An AST can only be used to house oil if it has been specifically constructed to do so. In addition, the design of an AST must include a secondary containment space that is large enough to handle the total volume contained within your tank as well as an adequate freeboard to handle precipitation. Mobile and portable ASTs also require secondary containment areas and they should be positioned to prevent discharge.
Testing and monitoring
All aboveground storage tanks need to be inspected at regular intervals. In addition, your AST will need to be inspected anytime any materials repairs have been made to your tank. The frequency with which your tank will need to be inspected will depend on the capacity and design of your aboveground storage tank. This fact sheet from the Environmental Protection Agency can help you identify how often your tank will need to be inspected and provides useful guidance on other federal regulations as well. Visual inspections must be combined with another system of non-destructive shell testing, whether that be hydrostatic, ultrasonic, radiographic, or acoustic emissions testing.
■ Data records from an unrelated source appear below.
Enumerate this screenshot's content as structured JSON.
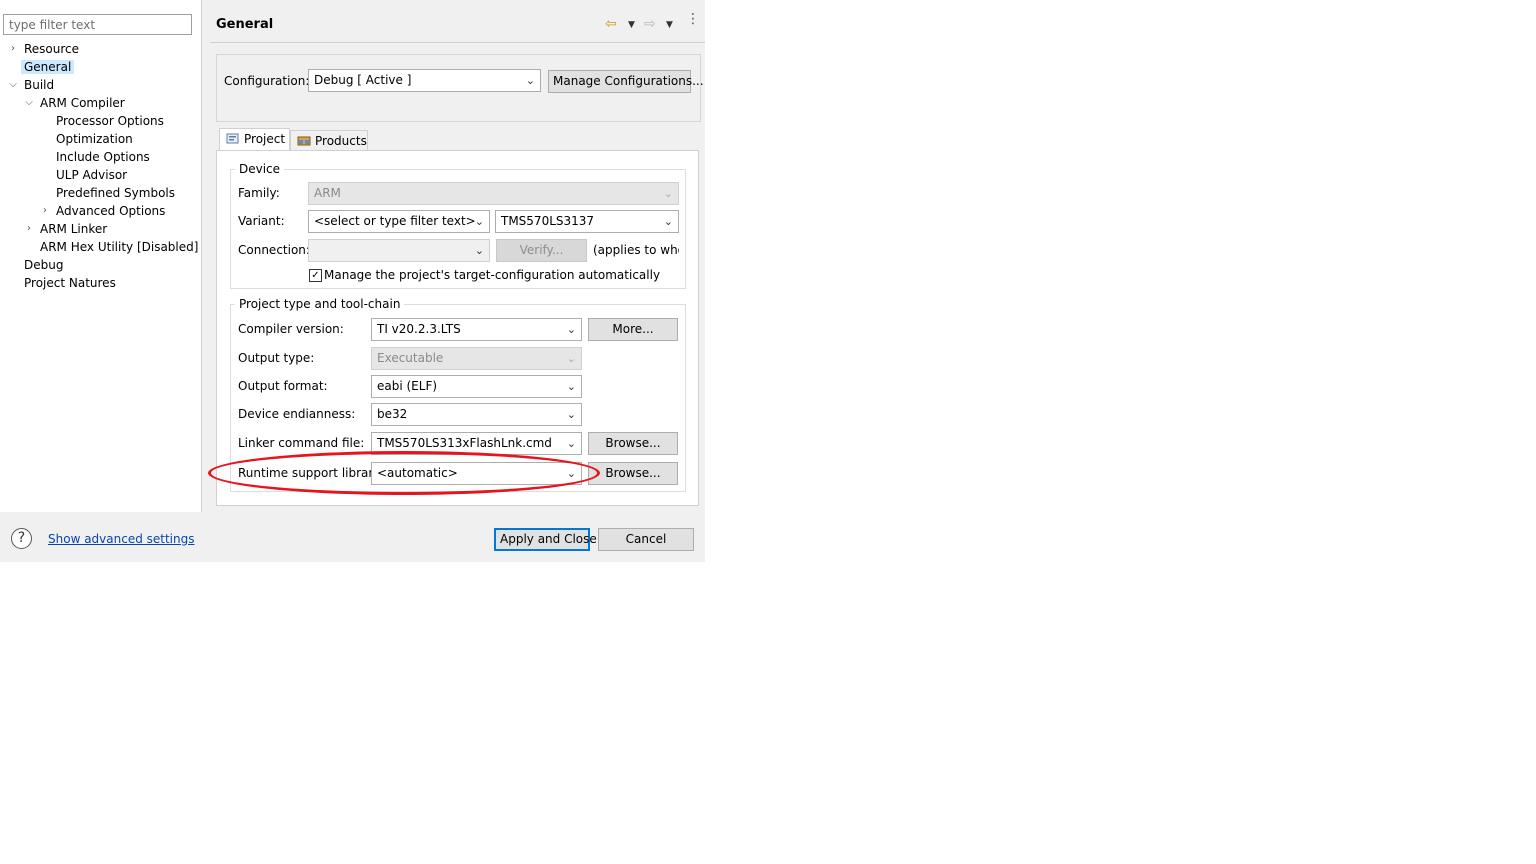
{
  "filter": {
    "placeholder": "type filter text"
  },
  "tree": {
    "resource": "Resource",
    "general": "General",
    "build": "Build",
    "arm_compiler": "ARM Compiler",
    "processor_options": "Processor Options",
    "optimization": "Optimization",
    "include_options": "Include Options",
    "ulp_advisor": "ULP Advisor",
    "predefined_symbols": "Predefined Symbols",
    "advanced_options": "Advanced Options",
    "arm_linker": "ARM Linker",
    "arm_hex_utility": "ARM Hex Utility  [Disabled]",
    "debug": "Debug",
    "project_natures": "Project Natures"
  },
  "page": {
    "title": "General"
  },
  "configuration": {
    "label": "Configuration:",
    "value": "Debug  [ Active ]",
    "manage_button": "Manage Configurations..."
  },
  "tabs": {
    "project": "Project",
    "products": "Products"
  },
  "device": {
    "title": "Device",
    "family_label": "Family:",
    "family_value": "ARM",
    "variant_label": "Variant:",
    "variant_filter": "<select or type filter text>",
    "variant_value": "TMS570LS3137",
    "connection_label": "Connection:",
    "connection_value": "",
    "verify_button": "Verify...",
    "applies_text": "(applies to whole",
    "manage_checkbox": "Manage the project's target-configuration automatically",
    "manage_checked": true
  },
  "toolchain": {
    "title": "Project type and tool-chain",
    "compiler_label": "Compiler version:",
    "compiler_value": "TI v20.2.3.LTS",
    "more_button": "More...",
    "output_type_label": "Output type:",
    "output_type_value": "Executable",
    "output_format_label": "Output format:",
    "output_format_value": "eabi (ELF)",
    "endianness_label": "Device endianness:",
    "endianness_value": "be32",
    "linker_label": "Linker command file:",
    "linker_value": "TMS570LS313xFlashLnk.cmd",
    "browse_button": "Browse...",
    "rts_label": "Runtime support library:",
    "rts_value": "<automatic>",
    "browse_button_2": "Browse..."
  },
  "footer": {
    "help_symbol": "?",
    "advanced_link": "Show advanced settings",
    "apply_button": "Apply and Close",
    "cancel_button": "Cancel"
  },
  "colors": {
    "highlight": "#e8141d",
    "selection": "#cce8ff",
    "link": "#0645ad"
  }
}
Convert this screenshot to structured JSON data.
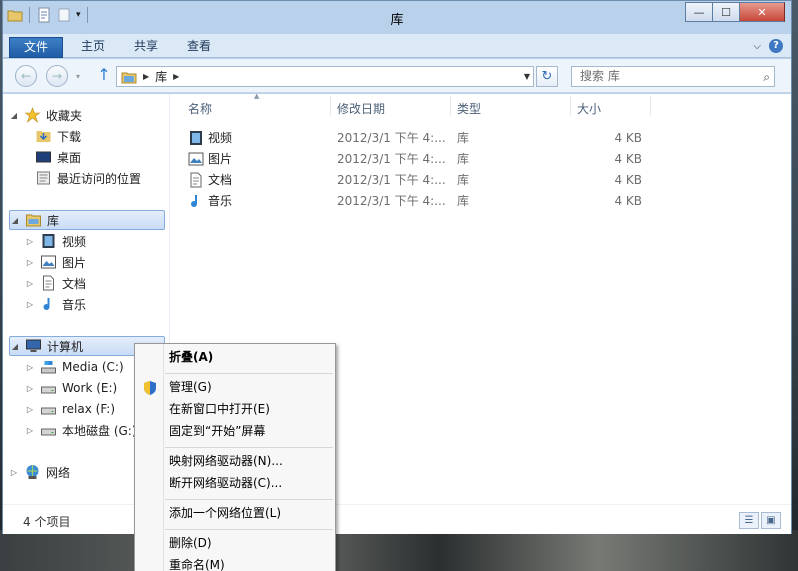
{
  "window": {
    "title": "库",
    "caption": {
      "minimize": "—",
      "maximize": "☐",
      "close": "✕"
    }
  },
  "ribbon": {
    "tabs": [
      "文件",
      "主页",
      "共享",
      "查看"
    ]
  },
  "navigation": {
    "back": "←",
    "forward": "→",
    "up": "↑",
    "address": {
      "segments": [
        "库"
      ]
    },
    "refresh": "↻",
    "search_placeholder": "搜索 库"
  },
  "nav_pane": {
    "favorites": {
      "label": "收藏夹",
      "items": [
        "下载",
        "桌面",
        "最近访问的位置"
      ]
    },
    "libraries": {
      "label": "库",
      "items": [
        "视频",
        "图片",
        "文档",
        "音乐"
      ]
    },
    "computer": {
      "label": "计算机",
      "items": [
        "Media (C:)",
        "Work (E:)",
        "relax (F:)",
        "本地磁盘 (G:)"
      ]
    },
    "network": {
      "label": "网络"
    }
  },
  "file_list": {
    "columns": [
      "名称",
      "修改日期",
      "类型",
      "大小"
    ],
    "rows": [
      {
        "name": "视频",
        "icon": "video-library-icon",
        "date": "2012/3/1 下午 4:...",
        "type": "库",
        "size": "4 KB"
      },
      {
        "name": "图片",
        "icon": "picture-library-icon",
        "date": "2012/3/1 下午 4:...",
        "type": "库",
        "size": "4 KB"
      },
      {
        "name": "文档",
        "icon": "document-library-icon",
        "date": "2012/3/1 下午 4:...",
        "type": "库",
        "size": "4 KB"
      },
      {
        "name": "音乐",
        "icon": "music-library-icon",
        "date": "2012/3/1 下午 4:...",
        "type": "库",
        "size": "4 KB"
      }
    ]
  },
  "status": {
    "count": "4 个项目"
  },
  "context_menu": {
    "items": [
      "折叠(A)",
      "管理(G)",
      "在新窗口中打开(E)",
      "固定到“开始”屏幕",
      "映射网络驱动器(N)...",
      "断开网络驱动器(C)...",
      "添加一个网络位置(L)",
      "删除(D)",
      "重命名(M)"
    ]
  },
  "colors": {
    "accent": "#1f5da6",
    "selection": "#c9dcf5",
    "title_bg": "#b9d1ea"
  }
}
Always keep comparison records for your AST and be sure to frequently conduct a visual inspection of the outside of your container to monitor damage and potential sources of leakage.
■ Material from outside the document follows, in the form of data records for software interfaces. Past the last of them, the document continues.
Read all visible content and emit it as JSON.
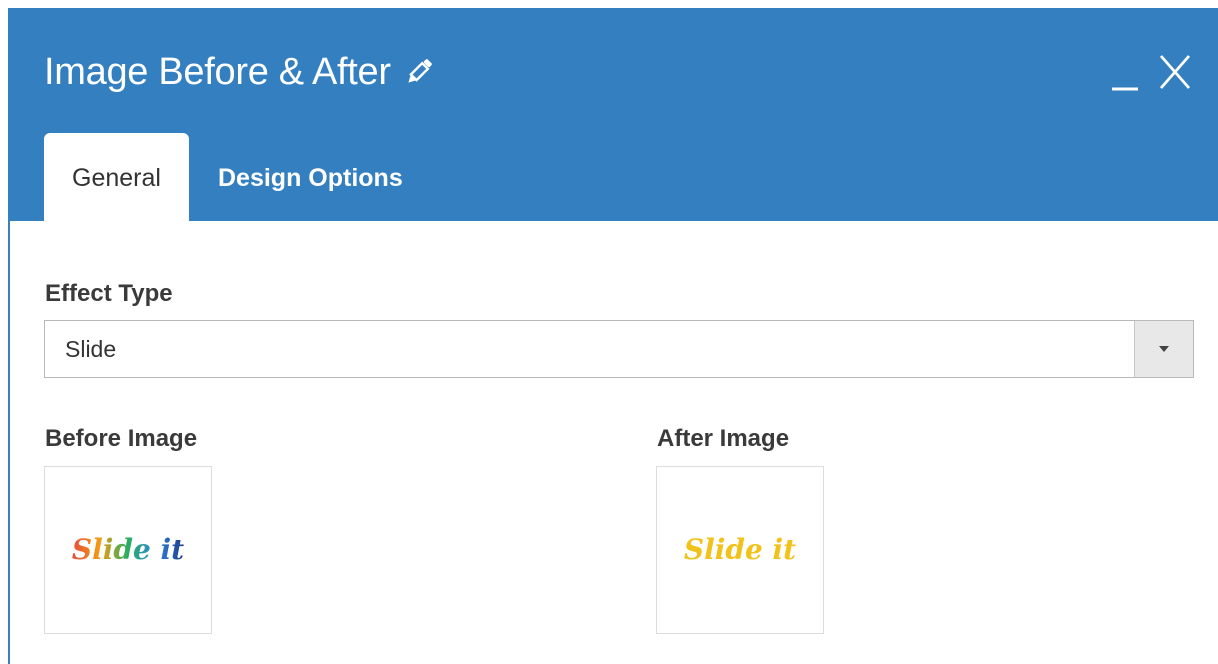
{
  "dialog": {
    "title": "Image Before & After"
  },
  "tabs": [
    {
      "label": "General",
      "active": true
    },
    {
      "label": "Design Options",
      "active": false
    }
  ],
  "effect_type": {
    "label": "Effect Type",
    "selected": "Slide"
  },
  "before_image": {
    "label": "Before Image",
    "logo_text": "Slide it"
  },
  "after_image": {
    "label": "After Image",
    "logo_text": "Slide it"
  },
  "colors": {
    "header": "#337fc0",
    "after_logo": "#f2c21b",
    "before_logo_gradient": [
      "#e84c3d",
      "#f39c12",
      "#27ae60",
      "#2e86de",
      "#1e3a8a"
    ]
  },
  "icons": [
    "pencil-icon",
    "minimize-icon",
    "close-icon",
    "chevron-down-icon"
  ]
}
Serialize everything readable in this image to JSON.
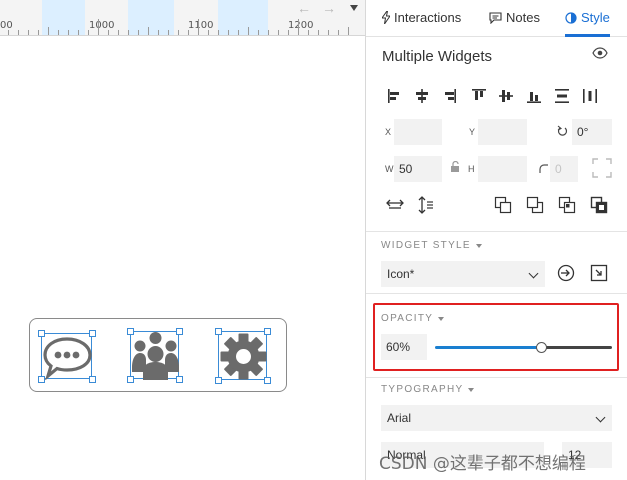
{
  "ruler": {
    "labels": [
      "00",
      "1000",
      "1100",
      "1200"
    ],
    "back_arrow": "←",
    "forward_arrow": "→"
  },
  "canvas": {
    "icons": [
      "speech-bubble-icon",
      "users-icon",
      "gear-icon"
    ],
    "icon_color": "#6b6b6b",
    "selection_color": "#3a8bd6"
  },
  "panel": {
    "tabs": [
      {
        "label": "Interactions",
        "icon": "lightning-icon"
      },
      {
        "label": "Notes",
        "icon": "comment-icon"
      },
      {
        "label": "Style",
        "icon": "style-drop-icon",
        "active": true
      }
    ],
    "title": "Multiple Widgets",
    "position": {
      "x_label": "X",
      "x_value": "",
      "y_label": "Y",
      "y_value": "",
      "rotation_value": "0°"
    },
    "size": {
      "w_label": "W",
      "w_value": "50",
      "h_label": "H",
      "h_value": "",
      "corner_value": "0"
    },
    "widget_style": {
      "title": "WIDGET STYLE",
      "selected": "Icon*"
    },
    "opacity": {
      "title": "OPACITY",
      "value": "60%",
      "fraction": 0.6
    },
    "typography": {
      "title": "TYPOGRAPHY",
      "font": "Arial",
      "weight": "Normal",
      "size": "12"
    }
  },
  "watermark": "CSDN @这辈子都不想编程",
  "colors": {
    "accent": "#1a6fd4",
    "highlight_border": "#e02020"
  }
}
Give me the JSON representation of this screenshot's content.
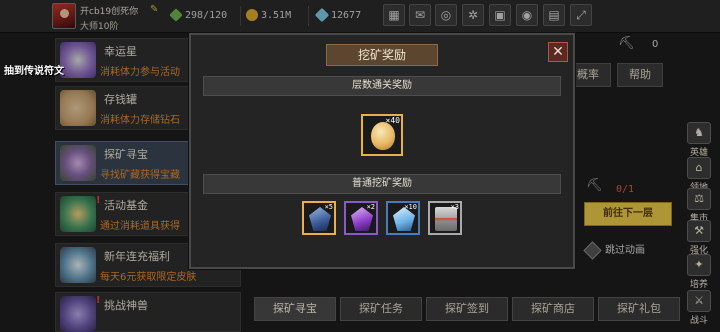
{
  "player": {
    "name": "开cb19创死你",
    "rank": "大师10阶"
  },
  "resources": {
    "stamina": "298/120",
    "gold": "3.51M",
    "gems": "12677"
  },
  "topbar_icons": [
    "shop-icon",
    "mail-icon",
    "gamepad-icon",
    "gear-icon",
    "gift-icon",
    "wheel-icon",
    "grid-icon",
    "fullscreen-icon"
  ],
  "floating_label": "抽到传说符文",
  "events": [
    {
      "title": "幸运星",
      "desc": "消耗体力参与活动",
      "badge": ""
    },
    {
      "title": "存钱罐",
      "desc": "消耗体力存储钻石",
      "badge": ""
    },
    {
      "title": "探矿寻宝",
      "desc": "寻找矿藏获得宝藏",
      "badge": ""
    },
    {
      "title": "活动基金",
      "desc": "通过消耗道具获得",
      "badge": "!"
    },
    {
      "title": "新年连充福利",
      "desc": "每天6元获取限定皮肤",
      "badge": ""
    },
    {
      "title": "挑战神兽",
      "desc": "",
      "badge": "!"
    }
  ],
  "right_panel": {
    "pick_count": "0",
    "prob_button": "概率",
    "help_button": "帮助",
    "floor_progress": "0/1",
    "next_floor_button": "前往下一层",
    "skip_animation": "跳过动画"
  },
  "side_buttons": [
    {
      "label": "英雄",
      "icon": "hero-icon"
    },
    {
      "label": "领地",
      "icon": "territory-icon"
    },
    {
      "label": "集市",
      "icon": "market-icon"
    },
    {
      "label": "强化",
      "icon": "upgrade-icon"
    },
    {
      "label": "培养",
      "icon": "train-icon"
    },
    {
      "label": "战斗",
      "icon": "battle-icon"
    }
  ],
  "bottom_tabs": [
    "探矿寻宝",
    "探矿任务",
    "探矿签到",
    "探矿商店",
    "探矿礼包"
  ],
  "modal": {
    "title": "挖矿奖励",
    "close": "✕",
    "section1": "层数通关奖励",
    "section1_rewards": [
      {
        "name": "golden-egg",
        "qty": "×40"
      }
    ],
    "section2": "普通挖矿奖励",
    "section2_rewards": [
      {
        "name": "blue-ore",
        "qty": "×5"
      },
      {
        "name": "purple-crystal",
        "qty": "×2"
      },
      {
        "name": "ice-crystal",
        "qty": "×10"
      },
      {
        "name": "treasure-chest",
        "qty": "×3"
      }
    ]
  },
  "colors": {
    "accent_orange": "#e28a2c",
    "gold_button": "#e8c84a",
    "alert_red": "#e8443a"
  }
}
Bear in mind that the majority of the regulations regarding aboveground storage tanks exist at the state level, so be sure to research the specific requirements in your area by contacting your local state agency that governs the regulation of storage tanks.